INSTRUCTIONS FOR THE TASK: All the data beneath this line is to be reproduced exactly.

========================================================================

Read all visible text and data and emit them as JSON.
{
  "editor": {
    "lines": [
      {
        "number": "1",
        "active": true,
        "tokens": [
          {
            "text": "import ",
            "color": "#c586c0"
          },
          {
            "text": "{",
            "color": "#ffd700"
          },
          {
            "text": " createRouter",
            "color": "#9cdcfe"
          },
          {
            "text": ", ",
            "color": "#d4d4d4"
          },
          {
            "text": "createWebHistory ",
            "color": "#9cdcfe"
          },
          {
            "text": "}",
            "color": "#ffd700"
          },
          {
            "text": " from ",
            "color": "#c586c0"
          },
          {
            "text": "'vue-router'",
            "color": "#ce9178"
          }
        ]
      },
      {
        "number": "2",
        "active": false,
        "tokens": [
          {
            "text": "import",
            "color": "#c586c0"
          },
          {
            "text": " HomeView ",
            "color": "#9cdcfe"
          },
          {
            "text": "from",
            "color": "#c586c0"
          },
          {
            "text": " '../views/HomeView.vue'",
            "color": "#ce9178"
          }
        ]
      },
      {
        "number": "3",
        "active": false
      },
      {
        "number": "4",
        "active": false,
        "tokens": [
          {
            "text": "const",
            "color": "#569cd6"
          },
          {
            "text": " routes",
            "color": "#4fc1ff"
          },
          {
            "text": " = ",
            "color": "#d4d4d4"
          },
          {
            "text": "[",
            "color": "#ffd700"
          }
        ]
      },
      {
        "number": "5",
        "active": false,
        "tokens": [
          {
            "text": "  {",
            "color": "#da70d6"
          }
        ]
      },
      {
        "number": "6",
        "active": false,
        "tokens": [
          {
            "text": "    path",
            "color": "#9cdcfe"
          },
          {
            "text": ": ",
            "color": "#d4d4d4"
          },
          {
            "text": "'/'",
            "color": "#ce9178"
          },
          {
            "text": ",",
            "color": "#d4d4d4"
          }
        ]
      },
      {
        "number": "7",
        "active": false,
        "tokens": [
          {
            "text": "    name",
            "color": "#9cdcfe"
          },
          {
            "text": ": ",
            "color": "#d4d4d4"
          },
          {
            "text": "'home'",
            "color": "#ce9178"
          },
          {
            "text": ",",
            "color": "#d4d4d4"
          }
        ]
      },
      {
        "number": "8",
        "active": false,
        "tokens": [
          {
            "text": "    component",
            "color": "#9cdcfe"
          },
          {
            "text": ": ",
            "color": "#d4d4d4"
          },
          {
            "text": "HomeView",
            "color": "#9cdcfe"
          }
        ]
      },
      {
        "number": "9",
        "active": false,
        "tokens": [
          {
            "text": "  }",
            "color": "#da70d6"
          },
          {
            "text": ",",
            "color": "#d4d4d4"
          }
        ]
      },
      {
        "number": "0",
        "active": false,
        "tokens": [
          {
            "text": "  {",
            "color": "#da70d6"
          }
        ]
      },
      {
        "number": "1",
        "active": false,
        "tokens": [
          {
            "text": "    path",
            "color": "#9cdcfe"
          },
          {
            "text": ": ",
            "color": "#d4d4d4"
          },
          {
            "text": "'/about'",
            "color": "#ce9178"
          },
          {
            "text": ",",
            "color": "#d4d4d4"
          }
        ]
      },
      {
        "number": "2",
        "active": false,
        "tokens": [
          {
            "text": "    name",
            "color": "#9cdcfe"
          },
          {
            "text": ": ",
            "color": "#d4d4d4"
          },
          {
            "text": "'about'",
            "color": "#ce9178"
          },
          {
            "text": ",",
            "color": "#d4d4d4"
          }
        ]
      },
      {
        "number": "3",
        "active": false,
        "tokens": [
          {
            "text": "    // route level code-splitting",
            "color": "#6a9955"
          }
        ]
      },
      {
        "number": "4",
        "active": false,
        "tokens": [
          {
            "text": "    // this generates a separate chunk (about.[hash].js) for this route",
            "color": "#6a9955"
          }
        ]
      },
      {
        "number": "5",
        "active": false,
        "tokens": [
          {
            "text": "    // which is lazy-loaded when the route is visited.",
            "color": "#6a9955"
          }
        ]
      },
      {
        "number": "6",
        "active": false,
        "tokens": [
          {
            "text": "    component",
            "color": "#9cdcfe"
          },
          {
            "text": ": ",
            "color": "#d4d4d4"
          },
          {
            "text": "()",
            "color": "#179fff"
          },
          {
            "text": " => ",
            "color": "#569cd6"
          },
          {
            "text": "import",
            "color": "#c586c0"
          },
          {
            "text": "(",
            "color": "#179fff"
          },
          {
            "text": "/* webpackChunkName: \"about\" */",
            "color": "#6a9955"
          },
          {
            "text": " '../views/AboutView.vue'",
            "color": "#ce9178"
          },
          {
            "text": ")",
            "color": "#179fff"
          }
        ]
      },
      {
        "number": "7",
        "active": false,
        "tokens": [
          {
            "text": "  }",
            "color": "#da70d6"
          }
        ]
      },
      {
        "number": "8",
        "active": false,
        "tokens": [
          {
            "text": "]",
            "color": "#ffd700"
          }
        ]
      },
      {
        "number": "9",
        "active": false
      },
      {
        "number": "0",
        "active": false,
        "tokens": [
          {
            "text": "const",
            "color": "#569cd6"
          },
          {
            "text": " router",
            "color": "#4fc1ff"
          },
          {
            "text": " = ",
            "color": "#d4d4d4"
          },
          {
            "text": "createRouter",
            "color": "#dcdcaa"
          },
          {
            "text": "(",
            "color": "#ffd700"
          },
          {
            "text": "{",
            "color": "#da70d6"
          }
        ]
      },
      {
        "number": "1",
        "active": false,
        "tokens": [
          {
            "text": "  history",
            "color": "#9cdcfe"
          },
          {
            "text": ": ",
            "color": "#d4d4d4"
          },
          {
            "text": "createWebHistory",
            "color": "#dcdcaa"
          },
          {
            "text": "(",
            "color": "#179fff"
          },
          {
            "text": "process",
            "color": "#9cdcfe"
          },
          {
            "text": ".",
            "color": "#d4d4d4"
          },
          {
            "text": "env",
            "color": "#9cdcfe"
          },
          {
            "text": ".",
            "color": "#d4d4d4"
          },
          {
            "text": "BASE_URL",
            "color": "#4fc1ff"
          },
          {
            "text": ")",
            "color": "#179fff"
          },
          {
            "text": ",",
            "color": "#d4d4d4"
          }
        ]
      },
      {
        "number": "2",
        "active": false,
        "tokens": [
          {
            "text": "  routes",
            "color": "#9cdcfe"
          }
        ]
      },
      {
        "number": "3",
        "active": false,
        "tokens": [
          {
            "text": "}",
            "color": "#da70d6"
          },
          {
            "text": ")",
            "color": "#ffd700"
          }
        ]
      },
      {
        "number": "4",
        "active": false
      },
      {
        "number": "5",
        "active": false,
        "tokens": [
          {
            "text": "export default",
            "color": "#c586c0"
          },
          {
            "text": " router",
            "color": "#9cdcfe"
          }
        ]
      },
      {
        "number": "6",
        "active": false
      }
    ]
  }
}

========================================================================

ANSWER TO THIS TASK:
Read all visible text and data and emit them as JSON.
{
  "editor": {
    "lines": [
      {
        "number": "1",
        "active": true,
        "tokens": [
          {
            "text": "import ",
            "color": "#c586c0"
          },
          {
            "text": "{",
            "color": "#ffd700"
          },
          {
            "text": " createRouter",
            "color": "#9cdcfe"
          },
          {
            "text": ", ",
            "color": "#d4d4d4"
          },
          {
            "text": "createWebHistory ",
            "color": "#9cdcfe"
          },
          {
            "text": "}",
            "color": "#ffd700"
          },
          {
            "text": " from ",
            "color": "#c586c0"
          },
          {
            "text": "'vue-router'",
            "color": "#ce9178"
          }
        ]
      },
      {
        "number": "2",
        "active": false,
        "tokens": [
          {
            "text": "import",
            "color": "#c586c0"
          },
          {
            "text": " HomeView ",
            "color": "#9cdcfe"
          },
          {
            "text": "from",
            "color": "#c586c0"
          },
          {
            "text": " '../views/HomeView.vue'",
            "color": "#ce9178"
          }
        ]
      },
      {
        "number": "3",
        "active": false
      },
      {
        "number": "4",
        "active": false,
        "tokens": [
          {
            "text": "const",
            "color": "#569cd6"
          },
          {
            "text": " routes",
            "color": "#4fc1ff"
          },
          {
            "text": " = ",
            "color": "#d4d4d4"
          },
          {
            "text": "[",
            "color": "#ffd700"
          }
        ]
      },
      {
        "number": "5",
        "active": false,
        "tokens": [
          {
            "text": "  {",
            "color": "#da70d6"
          }
        ]
      },
      {
        "number": "6",
        "active": false,
        "tokens": [
          {
            "text": "    path",
            "color": "#9cdcfe"
          },
          {
            "text": ": ",
            "color": "#d4d4d4"
          },
          {
            "text": "'/'",
            "color": "#ce9178"
          },
          {
            "text": ",",
            "color": "#d4d4d4"
          }
        ]
      },
      {
        "number": "7",
        "active": false,
        "tokens": [
          {
            "text": "    name",
            "color": "#9cdcfe"
          },
          {
            "text": ": ",
            "color": "#d4d4d4"
          },
          {
            "text": "'home'",
            "color": "#ce9178"
          },
          {
            "text": ",",
            "color": "#d4d4d4"
          }
        ]
      },
      {
        "number": "8",
        "active": false,
        "tokens": [
          {
            "text": "    component",
            "color": "#9cdcfe"
          },
          {
            "text": ": ",
            "color": "#d4d4d4"
          },
          {
            "text": "HomeView",
            "color": "#9cdcfe"
          }
        ]
      },
      {
        "number": "9",
        "active": false,
        "tokens": [
          {
            "text": "  }",
            "color": "#da70d6"
          },
          {
            "text": ",",
            "color": "#d4d4d4"
          }
        ]
      },
      {
        "number": "0",
        "active": false,
        "tokens": [
          {
            "text": "  {",
            "color": "#da70d6"
          }
        ]
      },
      {
        "number": "1",
        "active": false,
        "tokens": [
          {
            "text": "    path",
            "color": "#9cdcfe"
          },
          {
            "text": ": ",
            "color": "#d4d4d4"
          },
          {
            "text": "'/about'",
            "color": "#ce9178"
          },
          {
            "text": ",",
            "color": "#d4d4d4"
          }
        ]
      },
      {
        "number": "2",
        "active": false,
        "tokens": [
          {
            "text": "    name",
            "color": "#9cdcfe"
          },
          {
            "text": ": ",
            "color": "#d4d4d4"
          },
          {
            "text": "'about'",
            "color": "#ce9178"
          },
          {
            "text": ",",
            "color": "#d4d4d4"
          }
        ]
      },
      {
        "number": "3",
        "active": false,
        "tokens": [
          {
            "text": "    // route level code-splitting",
            "color": "#6a9955"
          }
        ]
      },
      {
        "number": "4",
        "active": false,
        "tokens": [
          {
            "text": "    // this generates a separate chunk (about.[hash].js) for this route",
            "color": "#6a9955"
          }
        ]
      },
      {
        "number": "5",
        "active": false,
        "tokens": [
          {
            "text": "    // which is lazy-loaded when the route is visited.",
            "color": "#6a9955"
          }
        ]
      },
      {
        "number": "6",
        "active": false,
        "tokens": [
          {
            "text": "    component",
            "color": "#9cdcfe"
          },
          {
            "text": ": ",
            "color": "#d4d4d4"
          },
          {
            "text": "()",
            "color": "#179fff"
          },
          {
            "text": " => ",
            "color": "#569cd6"
          },
          {
            "text": "import",
            "color": "#c586c0"
          },
          {
            "text": "(",
            "color": "#179fff"
          },
          {
            "text": "/* webpackChunkName: \"about\" */",
            "color": "#6a9955"
          },
          {
            "text": " '../views/AboutView.vue'",
            "color": "#ce9178"
          },
          {
            "text": ")",
            "color": "#179fff"
          }
        ]
      },
      {
        "number": "7",
        "active": false,
        "tokens": [
          {
            "text": "  }",
            "color": "#da70d6"
          }
        ]
      },
      {
        "number": "8",
        "active": false,
        "tokens": [
          {
            "text": "]",
            "color": "#ffd700"
          }
        ]
      },
      {
        "number": "9",
        "active": false
      },
      {
        "number": "0",
        "active": false,
        "tokens": [
          {
            "text": "const",
            "color": "#569cd6"
          },
          {
            "text": " router",
            "color": "#4fc1ff"
          },
          {
            "text": " = ",
            "color": "#d4d4d4"
          },
          {
            "text": "createRouter",
            "color": "#dcdcaa"
          },
          {
            "text": "(",
            "color": "#ffd700"
          },
          {
            "text": "{",
            "color": "#da70d6"
          }
        ]
      },
      {
        "number": "1",
        "active": false,
        "tokens": [
          {
            "text": "  history",
            "color": "#9cdcfe"
          },
          {
            "text": ": ",
            "color": "#d4d4d4"
          },
          {
            "text": "createWebHistory",
            "color": "#dcdcaa"
          },
          {
            "text": "(",
            "color": "#179fff"
          },
          {
            "text": "process",
            "color": "#9cdcfe"
          },
          {
            "text": ".",
            "color": "#d4d4d4"
          },
          {
            "text": "env",
            "color": "#9cdcfe"
          },
          {
            "text": ".",
            "color": "#d4d4d4"
          },
          {
            "text": "BASE_URL",
            "color": "#4fc1ff"
          },
          {
            "text": ")",
            "color": "#179fff"
          },
          {
            "text": ",",
            "color": "#d4d4d4"
          }
        ]
      },
      {
        "number": "2",
        "active": false,
        "tokens": [
          {
            "text": "  routes",
            "color": "#9cdcfe"
          }
        ]
      },
      {
        "number": "3",
        "active": false,
        "tokens": [
          {
            "text": "}",
            "color": "#da70d6"
          },
          {
            "text": ")",
            "color": "#ffd700"
          }
        ]
      },
      {
        "number": "4",
        "active": false
      },
      {
        "number": "5",
        "active": false,
        "tokens": [
          {
            "text": "export default",
            "color": "#c586c0"
          },
          {
            "text": " router",
            "color": "#9cdcfe"
          }
        ]
      },
      {
        "number": "6",
        "active": false
      }
    ]
  }
}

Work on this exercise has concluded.